One of the best things about lockdown has been cycling. Faster than walking, less jarring than jogging, it feels like I’m flowing through our local almost-countryside. A combination of flattish roads and our cheapy old bikes makes it easily manageable yet demanding enough to feel nobly exercised. I love the deceptive simplicity of the movement and its accessibility to all ages, shapes and sizes. Like that other great milestone of childhood, learning to read, bike-riding seems impossible to master before you do, and impossible to forget once you have. Both achievements bring freedom, exercise and cheap travel for the body and mind. So bicycles fit perfectly into children’s stories. Here are a few wheelie wonders: The Noddy Books by Enid Blyton
The series kicked off in 1949 with Big Ears falling off his bike, and the little red two-wheeler trundles through all of the 24 Noddy books.

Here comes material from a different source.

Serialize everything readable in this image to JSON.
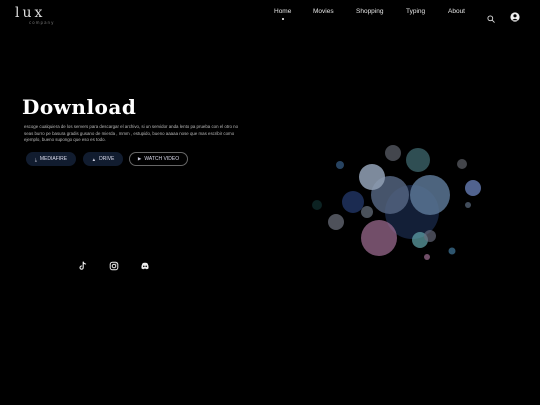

The Jolly Postman by Janet and Allen Ahlberg
How else would the chubby postie deliver his letters to fairy tale characters but in rhyme and by bicycle?
Chimp and Zee by Laurence Anholt
The pair of chimp messers cause trouble when Mumkey cycles them to the shops for bananas.
Richard Scarry books
Lowly Worm is never far from a bicycle in these packed pictorial precursors to Where’s Wally.
The Paperboy by Dav Pilkey
In this Caldecott Honor Award winner, a paperboy cycles on his rounds alongside his dog through the silence and beauty of the early morning.
Hero on a Bicycle by Shirley Hughes
This middle grade adventure, set in Nazi-occupied Florence, follows Paulo’s family who take in escaped prisoners of war. Paulo and his sister do their bit for the Resistance on a bicycle.
Five get into Trouble by Enid Blyton
They’re often on bikes – unsurprisingly given the times; the series was written between 1942-63. In this eighth book out of 21 (how did she do it?) the four children, with Timmy the dog somehow in tow, jump on to their bikes for a thrilling cycling holiday with a kidnap thrown in for larks.
There are so many more, from Liesel and Rudy in Marcus Zusak’s The Book Thief, to Quentin Blakes’s Mrs Armitage on Wheels. But the best cycling character of all has to be Miss Almira Gulch who rides off with Dorothy’s dog Toto in her panier, then morphs traunatically into the witch on a bike in the middle of the tornado (originally called a cyclone in L Frank Baum’s Book The Wonderful Wizard of Oz). Definitely the scariest film image ever.